Starbucks turns to drive-thru and pick-ups; shutters 400 stores in US and Canada

Shift in focus to digital over human-led transactions is being accelerated in part due to the changes brought about by Covid-19, reports Liz Cooley

Coffee giant Starbucks has announced plans to close 400 of its stores across the US and Canada, in favour of convenience-led formats that offer drive-thru and curbside pick-up.

Supported by the Starbucks App, customers at the new Starbucks Pickup locations will be able to order and pay ahead, benefiting and adding to the company’s 19.4 million Starbucks Rewards members.

The company says this shift in focus to digital rather than human-led transactions is being accelerated in part due to the changes brought about by Covid-19, as well as to meet the already evolving customer needs of convenience, connection and personalization.

“Starbucks stores have always been known as the ‘third place’, a welcoming place outside of our home and work where we connect over a cup of coffee,” said Kevin Johnson, CEO of Starbucks. “As we navigate through the Covid-19 crisis, we are accelerating our store transformation plans to address the realities of the current situation, while still providing a safe, familiar and convenient experience for our customers.”

The shift to digitization

Prior to the Covid-19 crisis, Starbucks says that approximately 80% of its US transactions were on-the-go. This indicates that, while the pandemic has no doubt disrupted customer behavior, the desire for these on-the-go options is not a new trend.

“We can be assured that this is a financially-driven decision and one that likely was in strong consideration before Covid-19 as they studied the sales reports. None of us knows what consumer behaviors will fall out of this coronavirus situation; but making some moves to an altered way of being is likely critical to survival,” says Karen Malody FCSI, principal of Culinary Options In Portland – and formerly the food and beverage director at Starbucks.

“That said, I hope this shift to digitization is not too knee-jerk in response to the times we see today versus what human behavior will return to, or morph into, within a year’s time.”

The US store portfolio transformation includes the expansion of new Starbucks Pickup stores in large cities, such as New York City, Chicago and San Francisco, and introducing curbside, drive-thru and walk up windows in more suburban areas.

While acknowledging the benefits of digital personalization, which she says is one of Starbucks big selling points, Malody believes the need for great third places will remain critical.

“Starbucks has always been technologically advanced, and it has rewarded them with increased throughput and sales. Simultaneously, however, they have promoted their environments as these vital third places,” she explains.
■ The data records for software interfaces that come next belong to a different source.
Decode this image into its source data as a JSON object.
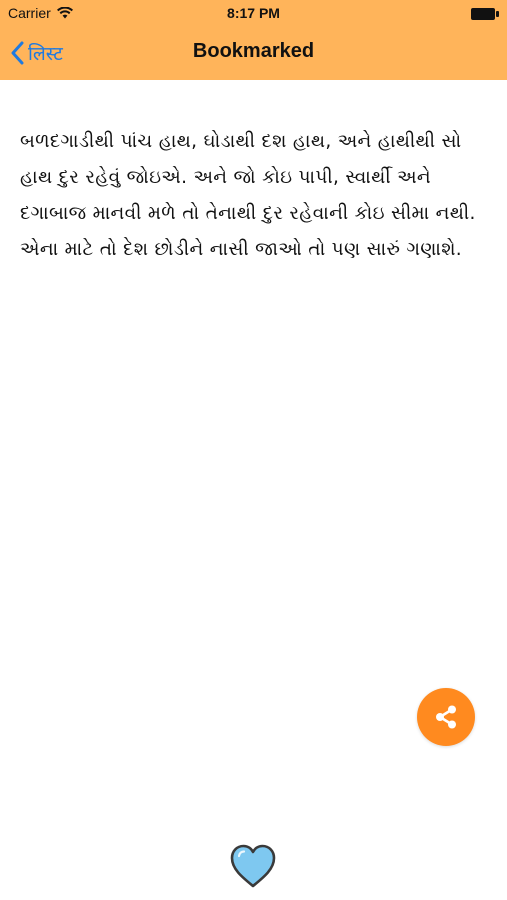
{
  "status_bar": {
    "carrier": "Carrier",
    "time": "8:17 PM",
    "icons": [
      "wifi-icon",
      "battery-icon"
    ]
  },
  "nav": {
    "back_label": "लिस्ट",
    "title": "Bookmarked",
    "back_icon": "chevron-left-icon"
  },
  "content": {
    "text": "બળદગાડીથી પાંચ હાથ, ઘોડાથી દશ હાથ, અને હાથીથી સો હાથ દુર રહેવું જોઇએ. અને જો કોઇ પાપી, સ્વાર્થી અને દગાબાજ માનવી મળે તો તેનાથી દુર રહેવાની કોઇ સીમા નથી. એના માટે તો દેશ છોડીને નાસી જાઓ તો પણ સારું ગણાશે."
  },
  "actions": {
    "share_icon": "share-icon",
    "heart_icon": "heart-icon"
  },
  "colors": {
    "header_bg": "#ffb45a",
    "accent_blue": "#1f7ae0",
    "share_bg": "#ff8a1f",
    "heart_fill": "#7ec8f0"
  }
}
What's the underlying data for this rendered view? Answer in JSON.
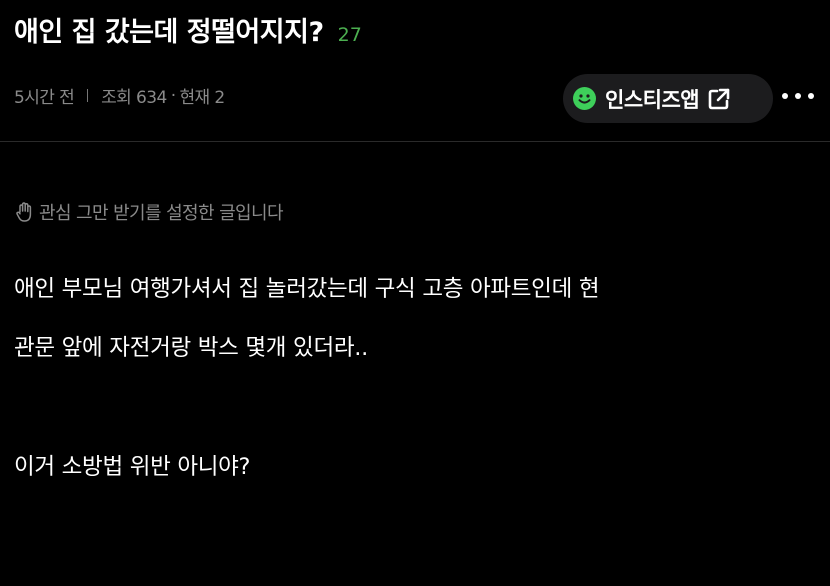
{
  "post": {
    "title": "애인 집 갔는데 정떨어지지?",
    "comment_count": "27",
    "time": "5시간 전",
    "views": "조회 634",
    "current": "현재 2",
    "meta_dot": "·"
  },
  "app_button": {
    "label": "인스티즈앱",
    "icon_left": "smile-icon",
    "icon_right": "external-link-icon"
  },
  "more_menu": {
    "icon": "more-dots-icon"
  },
  "notice": {
    "icon": "hand-stop-icon",
    "text": "관심 그만 받기를 설정한 글입니다"
  },
  "body": {
    "lines": [
      "애인 부모님 여행가셔서 집 놀러갔는데 구식 고층 아파트인데 현",
      "관문 앞에 자전거랑 박스 몇개 있더라..",
      "이거 소방법 위반 아니야?"
    ]
  },
  "colors": {
    "background": "#000000",
    "comment_count": "#4caf50",
    "smile_icon": "#3ecf5a",
    "meta_text": "#8a8a8a",
    "pill_background": "#1c1c1e"
  }
}
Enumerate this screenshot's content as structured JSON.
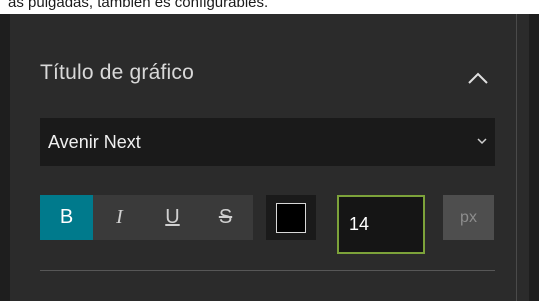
{
  "top_strip": {
    "text": "as pulgadas, también es configurables."
  },
  "section": {
    "title": "Título de gráfico",
    "collapse_icon": "chevron-up-icon"
  },
  "font_select": {
    "value": "Avenir Next",
    "arrow_icon": "chevron-down-icon"
  },
  "style_buttons": [
    {
      "label": "B",
      "name": "bold",
      "active": true
    },
    {
      "label": "I",
      "name": "italic",
      "active": false
    },
    {
      "label": "U",
      "name": "underline",
      "active": false
    },
    {
      "label": "S",
      "name": "strikethrough",
      "active": false
    }
  ],
  "color": {
    "value": "#000000"
  },
  "font_size": {
    "value": "14",
    "unit": "px"
  },
  "colors": {
    "panel_bg": "#2b2b2b",
    "active": "#007a8c",
    "focus_border": "#7ca23a"
  }
}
“As many surveys have shown around the issue of working from home, a large percentage of people want to have that ability into the future for at least two days of the week. Perhaps the need for socialization has been diminished as a result of Covid-19, or at least altered, but it is still important to have places to go with one’s computer, or friends, or family or to just sit and ponder.”
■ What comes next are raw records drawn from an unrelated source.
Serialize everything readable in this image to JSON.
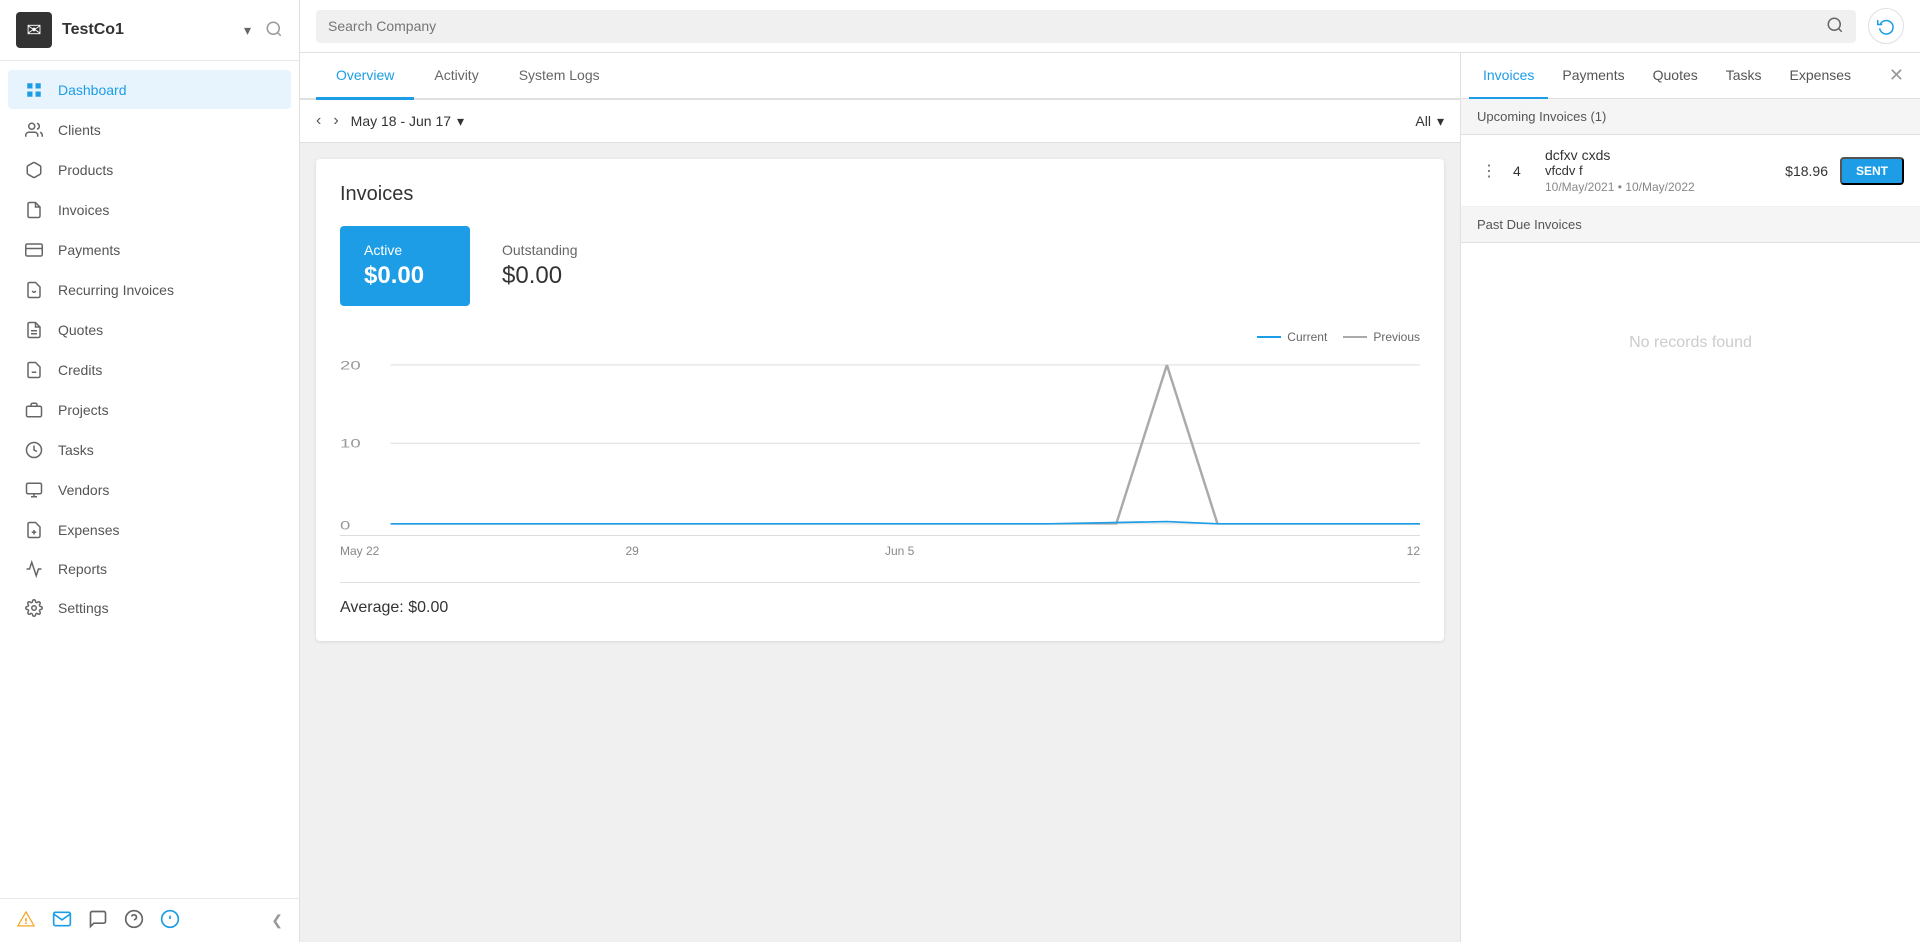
{
  "sidebar": {
    "company_name": "TestCo1",
    "nav_items": [
      {
        "id": "dashboard",
        "label": "Dashboard",
        "active": true,
        "icon": "grid"
      },
      {
        "id": "clients",
        "label": "Clients",
        "active": false,
        "icon": "people"
      },
      {
        "id": "products",
        "label": "Products",
        "active": false,
        "icon": "box"
      },
      {
        "id": "invoices",
        "label": "Invoices",
        "active": false,
        "icon": "doc"
      },
      {
        "id": "payments",
        "label": "Payments",
        "active": false,
        "icon": "card"
      },
      {
        "id": "recurring",
        "label": "Recurring Invoices",
        "active": false,
        "icon": "recurring"
      },
      {
        "id": "quotes",
        "label": "Quotes",
        "active": false,
        "icon": "quote"
      },
      {
        "id": "credits",
        "label": "Credits",
        "active": false,
        "icon": "credit"
      },
      {
        "id": "projects",
        "label": "Projects",
        "active": false,
        "icon": "briefcase"
      },
      {
        "id": "tasks",
        "label": "Tasks",
        "active": false,
        "icon": "clock"
      },
      {
        "id": "vendors",
        "label": "Vendors",
        "active": false,
        "icon": "vendor"
      },
      {
        "id": "expenses",
        "label": "Expenses",
        "active": false,
        "icon": "expense"
      },
      {
        "id": "reports",
        "label": "Reports",
        "active": false,
        "icon": "chart"
      },
      {
        "id": "settings",
        "label": "Settings",
        "active": false,
        "icon": "gear"
      }
    ]
  },
  "search": {
    "placeholder": "Search Company"
  },
  "dashboard": {
    "tabs": [
      {
        "id": "overview",
        "label": "Overview",
        "active": true
      },
      {
        "id": "activity",
        "label": "Activity",
        "active": false
      },
      {
        "id": "system_logs",
        "label": "System Logs",
        "active": false
      }
    ],
    "date_range": "May 18 - Jun 17",
    "filter": "All",
    "invoices_card": {
      "title": "Invoices",
      "active_label": "Active",
      "active_value": "$0.00",
      "outstanding_label": "Outstanding",
      "outstanding_value": "$0.00",
      "average": "Average: $0.00",
      "chart": {
        "legend_current": "Current",
        "legend_previous": "Previous",
        "y_labels": [
          "20",
          "10",
          "0"
        ],
        "x_labels": [
          "May 22",
          "29",
          "Jun 5",
          "",
          "12"
        ]
      }
    }
  },
  "right_panel": {
    "tabs": [
      {
        "id": "invoices",
        "label": "Invoices",
        "active": true
      },
      {
        "id": "payments",
        "label": "Payments",
        "active": false
      },
      {
        "id": "quotes",
        "label": "Quotes",
        "active": false
      },
      {
        "id": "tasks",
        "label": "Tasks",
        "active": false
      },
      {
        "id": "expenses",
        "label": "Expenses",
        "active": false
      }
    ],
    "upcoming_section": "Upcoming Invoices (1)",
    "invoice": {
      "number": "4",
      "name": "dcfxv cxds",
      "sub": "vfcdv f",
      "date_start": "10/May/2021",
      "date_end": "10/May/2022",
      "amount": "$18.96",
      "status": "SENT"
    },
    "past_due_section": "Past Due Invoices",
    "no_records": "No records found"
  }
}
And, she argues, nothing is more personal than being greeted by a friendly team member who knows your name, your favorite drink and invites you to sit down and stay a while.

Socially distanced is the new normal
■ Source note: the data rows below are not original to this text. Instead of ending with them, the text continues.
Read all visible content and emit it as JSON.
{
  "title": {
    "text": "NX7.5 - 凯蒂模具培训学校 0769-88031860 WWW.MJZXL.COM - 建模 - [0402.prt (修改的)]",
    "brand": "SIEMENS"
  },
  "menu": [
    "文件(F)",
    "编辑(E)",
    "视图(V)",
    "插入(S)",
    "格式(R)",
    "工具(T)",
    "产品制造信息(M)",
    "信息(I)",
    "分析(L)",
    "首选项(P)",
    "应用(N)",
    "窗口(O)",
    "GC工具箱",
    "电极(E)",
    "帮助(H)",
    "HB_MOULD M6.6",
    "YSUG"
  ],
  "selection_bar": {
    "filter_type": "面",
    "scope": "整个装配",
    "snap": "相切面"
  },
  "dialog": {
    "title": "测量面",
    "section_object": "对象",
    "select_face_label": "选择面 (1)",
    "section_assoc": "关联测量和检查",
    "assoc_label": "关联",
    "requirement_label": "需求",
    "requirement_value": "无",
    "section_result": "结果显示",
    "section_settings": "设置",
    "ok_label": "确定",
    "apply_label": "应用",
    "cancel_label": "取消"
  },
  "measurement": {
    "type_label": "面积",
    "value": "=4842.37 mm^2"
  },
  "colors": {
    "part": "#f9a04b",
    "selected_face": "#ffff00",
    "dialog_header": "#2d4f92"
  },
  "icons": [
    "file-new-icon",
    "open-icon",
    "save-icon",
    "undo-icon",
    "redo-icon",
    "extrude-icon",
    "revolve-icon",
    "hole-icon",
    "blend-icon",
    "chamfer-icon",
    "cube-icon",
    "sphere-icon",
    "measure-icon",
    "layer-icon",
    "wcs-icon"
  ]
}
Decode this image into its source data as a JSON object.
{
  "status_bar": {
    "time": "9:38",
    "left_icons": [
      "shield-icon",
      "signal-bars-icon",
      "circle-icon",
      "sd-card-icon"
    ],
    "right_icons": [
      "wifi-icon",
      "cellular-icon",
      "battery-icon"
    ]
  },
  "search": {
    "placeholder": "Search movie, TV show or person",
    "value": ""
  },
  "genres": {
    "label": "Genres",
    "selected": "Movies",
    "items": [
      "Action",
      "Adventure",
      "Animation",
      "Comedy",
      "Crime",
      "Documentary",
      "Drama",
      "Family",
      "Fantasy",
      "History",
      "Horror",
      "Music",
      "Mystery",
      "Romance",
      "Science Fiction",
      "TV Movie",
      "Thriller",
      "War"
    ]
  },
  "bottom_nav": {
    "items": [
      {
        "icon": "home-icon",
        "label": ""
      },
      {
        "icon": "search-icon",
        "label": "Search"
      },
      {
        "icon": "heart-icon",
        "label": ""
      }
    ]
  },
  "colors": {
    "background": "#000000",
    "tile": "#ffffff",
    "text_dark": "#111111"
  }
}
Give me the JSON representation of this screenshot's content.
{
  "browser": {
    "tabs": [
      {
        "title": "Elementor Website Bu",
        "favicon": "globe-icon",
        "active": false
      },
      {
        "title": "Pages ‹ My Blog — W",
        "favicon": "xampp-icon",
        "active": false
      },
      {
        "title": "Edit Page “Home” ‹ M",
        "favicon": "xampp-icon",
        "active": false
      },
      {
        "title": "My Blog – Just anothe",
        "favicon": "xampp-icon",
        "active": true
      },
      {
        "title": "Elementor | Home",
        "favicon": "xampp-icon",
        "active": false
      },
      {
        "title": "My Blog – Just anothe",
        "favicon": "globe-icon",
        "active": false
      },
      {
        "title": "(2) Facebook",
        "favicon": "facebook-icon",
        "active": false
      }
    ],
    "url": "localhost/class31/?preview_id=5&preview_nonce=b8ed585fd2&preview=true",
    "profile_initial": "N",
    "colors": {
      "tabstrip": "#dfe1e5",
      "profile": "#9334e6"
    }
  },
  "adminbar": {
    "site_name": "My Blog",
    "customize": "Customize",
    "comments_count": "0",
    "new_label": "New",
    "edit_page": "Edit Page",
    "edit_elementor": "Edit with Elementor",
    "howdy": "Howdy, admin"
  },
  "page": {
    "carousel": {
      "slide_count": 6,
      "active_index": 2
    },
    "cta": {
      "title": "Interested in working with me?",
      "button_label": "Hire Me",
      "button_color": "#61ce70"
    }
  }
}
Of course, social distancing requirements have caused a significant shift in the way restaurants and cafés interact with and serve their customers.

“The entire foodservice industry has been thrown on its ear. Curbside, delivery and pick-up were not part of many operations’ vocabulary three months ago. Those who were already set up for this were rewarded. Those that had to cobble together solutions on the run were mightily challenged,” says Malody.

And with these measures set to continue, many operations will likely need to retain those delivery models even as they open their dining rooms.

“This is no small task from a spatial and logistical perspective. But dining room income will not singularly sustain them,” says Malody.

“The looking question for me is this: with the shifts in human behavior and the intensity of digitization, will the basic meaning of, and need for, foodservice operations become something different from one of restoration of the human spirit?

“Perhaps one positive thing to come out of the Covid-19 quarantines will be the re-evaluation of our own behaviors: where are we going and what is it we need to do that is driving such fury around speed and convenience? The answer to that will be a part of the reshaping of foodservice in America.”

Liz Cooley